* _What is needed_: Go over the lines below, and when one contains the word "content", copy it.

(Excerpts from an interface dataset)
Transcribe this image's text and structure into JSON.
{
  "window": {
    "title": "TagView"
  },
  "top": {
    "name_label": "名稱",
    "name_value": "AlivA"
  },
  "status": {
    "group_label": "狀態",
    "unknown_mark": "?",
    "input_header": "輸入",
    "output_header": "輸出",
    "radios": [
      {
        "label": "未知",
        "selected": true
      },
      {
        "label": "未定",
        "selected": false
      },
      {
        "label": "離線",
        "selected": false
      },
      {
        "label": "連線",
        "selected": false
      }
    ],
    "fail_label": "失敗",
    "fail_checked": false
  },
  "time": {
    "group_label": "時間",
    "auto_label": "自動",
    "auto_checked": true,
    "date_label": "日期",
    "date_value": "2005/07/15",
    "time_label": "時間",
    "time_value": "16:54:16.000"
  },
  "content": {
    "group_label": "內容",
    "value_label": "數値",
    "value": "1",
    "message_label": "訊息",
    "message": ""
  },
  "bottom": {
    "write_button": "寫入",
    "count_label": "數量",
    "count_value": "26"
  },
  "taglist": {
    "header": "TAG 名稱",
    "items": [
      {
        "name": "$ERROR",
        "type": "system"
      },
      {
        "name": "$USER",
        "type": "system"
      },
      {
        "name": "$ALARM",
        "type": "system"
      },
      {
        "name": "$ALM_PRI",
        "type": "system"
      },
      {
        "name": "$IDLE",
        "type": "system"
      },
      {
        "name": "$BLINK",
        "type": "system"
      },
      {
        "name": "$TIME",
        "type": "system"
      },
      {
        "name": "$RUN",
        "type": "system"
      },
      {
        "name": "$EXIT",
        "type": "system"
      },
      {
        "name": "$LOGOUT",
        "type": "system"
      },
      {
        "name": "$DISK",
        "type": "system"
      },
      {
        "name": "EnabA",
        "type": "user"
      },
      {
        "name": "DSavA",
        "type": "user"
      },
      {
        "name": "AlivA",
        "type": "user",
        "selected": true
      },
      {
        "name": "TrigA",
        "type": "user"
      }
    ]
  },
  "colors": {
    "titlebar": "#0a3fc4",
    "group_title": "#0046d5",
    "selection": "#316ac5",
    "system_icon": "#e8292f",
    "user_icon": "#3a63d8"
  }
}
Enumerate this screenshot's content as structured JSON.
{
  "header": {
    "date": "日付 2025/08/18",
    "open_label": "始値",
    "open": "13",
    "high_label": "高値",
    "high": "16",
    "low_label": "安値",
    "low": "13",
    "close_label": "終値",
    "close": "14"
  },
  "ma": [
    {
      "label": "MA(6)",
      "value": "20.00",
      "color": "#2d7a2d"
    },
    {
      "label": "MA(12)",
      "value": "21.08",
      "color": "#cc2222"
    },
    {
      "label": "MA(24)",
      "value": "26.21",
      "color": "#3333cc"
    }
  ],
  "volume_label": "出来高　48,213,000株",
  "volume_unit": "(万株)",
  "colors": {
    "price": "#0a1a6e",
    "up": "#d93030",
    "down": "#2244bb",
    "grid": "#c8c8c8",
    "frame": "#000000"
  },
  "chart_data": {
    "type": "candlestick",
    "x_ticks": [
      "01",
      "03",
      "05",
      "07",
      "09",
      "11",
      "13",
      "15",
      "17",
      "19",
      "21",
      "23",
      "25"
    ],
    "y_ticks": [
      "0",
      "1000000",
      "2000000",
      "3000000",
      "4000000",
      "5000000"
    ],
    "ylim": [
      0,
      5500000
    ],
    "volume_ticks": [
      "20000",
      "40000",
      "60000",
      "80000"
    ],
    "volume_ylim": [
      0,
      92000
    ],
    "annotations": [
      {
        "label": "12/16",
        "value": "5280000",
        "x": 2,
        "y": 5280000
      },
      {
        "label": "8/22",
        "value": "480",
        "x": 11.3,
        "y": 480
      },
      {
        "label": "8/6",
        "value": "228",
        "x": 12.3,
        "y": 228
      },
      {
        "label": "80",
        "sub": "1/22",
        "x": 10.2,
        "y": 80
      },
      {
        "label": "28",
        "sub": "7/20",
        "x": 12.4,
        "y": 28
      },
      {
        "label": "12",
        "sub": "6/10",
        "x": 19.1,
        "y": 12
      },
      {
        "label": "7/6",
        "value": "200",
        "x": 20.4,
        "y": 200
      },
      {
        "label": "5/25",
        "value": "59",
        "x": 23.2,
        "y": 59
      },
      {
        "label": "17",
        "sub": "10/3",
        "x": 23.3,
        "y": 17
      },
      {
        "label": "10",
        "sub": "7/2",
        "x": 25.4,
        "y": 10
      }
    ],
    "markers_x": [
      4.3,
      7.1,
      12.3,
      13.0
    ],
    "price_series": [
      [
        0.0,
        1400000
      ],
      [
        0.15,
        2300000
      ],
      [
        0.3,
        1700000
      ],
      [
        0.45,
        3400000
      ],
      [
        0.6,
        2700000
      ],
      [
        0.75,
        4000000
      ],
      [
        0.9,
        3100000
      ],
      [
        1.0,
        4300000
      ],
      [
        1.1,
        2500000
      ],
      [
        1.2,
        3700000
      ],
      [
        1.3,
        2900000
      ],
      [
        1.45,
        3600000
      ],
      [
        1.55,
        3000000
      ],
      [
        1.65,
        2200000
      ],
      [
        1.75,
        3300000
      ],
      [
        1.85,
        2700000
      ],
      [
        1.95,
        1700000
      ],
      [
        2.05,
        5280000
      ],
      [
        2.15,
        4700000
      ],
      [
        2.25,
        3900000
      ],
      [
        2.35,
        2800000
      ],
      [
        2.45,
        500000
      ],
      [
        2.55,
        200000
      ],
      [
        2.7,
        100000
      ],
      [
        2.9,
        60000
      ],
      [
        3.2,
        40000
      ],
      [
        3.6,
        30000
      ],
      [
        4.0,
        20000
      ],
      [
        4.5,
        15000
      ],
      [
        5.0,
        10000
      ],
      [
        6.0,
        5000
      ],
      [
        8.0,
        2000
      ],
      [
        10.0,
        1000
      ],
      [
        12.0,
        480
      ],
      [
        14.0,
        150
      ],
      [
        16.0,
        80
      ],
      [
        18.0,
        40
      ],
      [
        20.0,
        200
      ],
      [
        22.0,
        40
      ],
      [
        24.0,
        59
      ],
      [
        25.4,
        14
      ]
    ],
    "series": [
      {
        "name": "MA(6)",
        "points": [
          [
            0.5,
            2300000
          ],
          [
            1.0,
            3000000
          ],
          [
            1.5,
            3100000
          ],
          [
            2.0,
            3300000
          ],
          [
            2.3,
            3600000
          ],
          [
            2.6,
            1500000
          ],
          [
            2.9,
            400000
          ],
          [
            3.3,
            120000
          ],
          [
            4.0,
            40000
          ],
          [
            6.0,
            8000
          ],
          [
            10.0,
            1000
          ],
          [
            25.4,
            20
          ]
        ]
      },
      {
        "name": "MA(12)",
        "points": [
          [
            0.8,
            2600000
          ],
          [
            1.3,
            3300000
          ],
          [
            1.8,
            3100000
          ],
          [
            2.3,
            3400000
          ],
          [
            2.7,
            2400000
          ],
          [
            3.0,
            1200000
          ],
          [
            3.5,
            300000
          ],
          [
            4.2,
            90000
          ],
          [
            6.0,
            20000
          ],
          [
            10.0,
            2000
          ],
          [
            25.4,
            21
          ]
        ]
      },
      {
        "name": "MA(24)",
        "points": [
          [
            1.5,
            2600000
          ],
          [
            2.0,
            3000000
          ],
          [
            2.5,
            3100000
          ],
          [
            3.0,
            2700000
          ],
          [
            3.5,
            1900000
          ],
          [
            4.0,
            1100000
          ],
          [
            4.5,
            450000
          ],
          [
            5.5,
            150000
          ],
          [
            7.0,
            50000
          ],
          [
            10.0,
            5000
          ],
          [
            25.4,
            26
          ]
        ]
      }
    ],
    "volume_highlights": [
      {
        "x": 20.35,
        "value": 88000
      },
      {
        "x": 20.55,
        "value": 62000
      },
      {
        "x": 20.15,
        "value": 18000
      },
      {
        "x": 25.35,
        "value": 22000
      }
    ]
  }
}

* _Task answer_:
  "content": {
Enumerate this screenshot's content as structured JSON.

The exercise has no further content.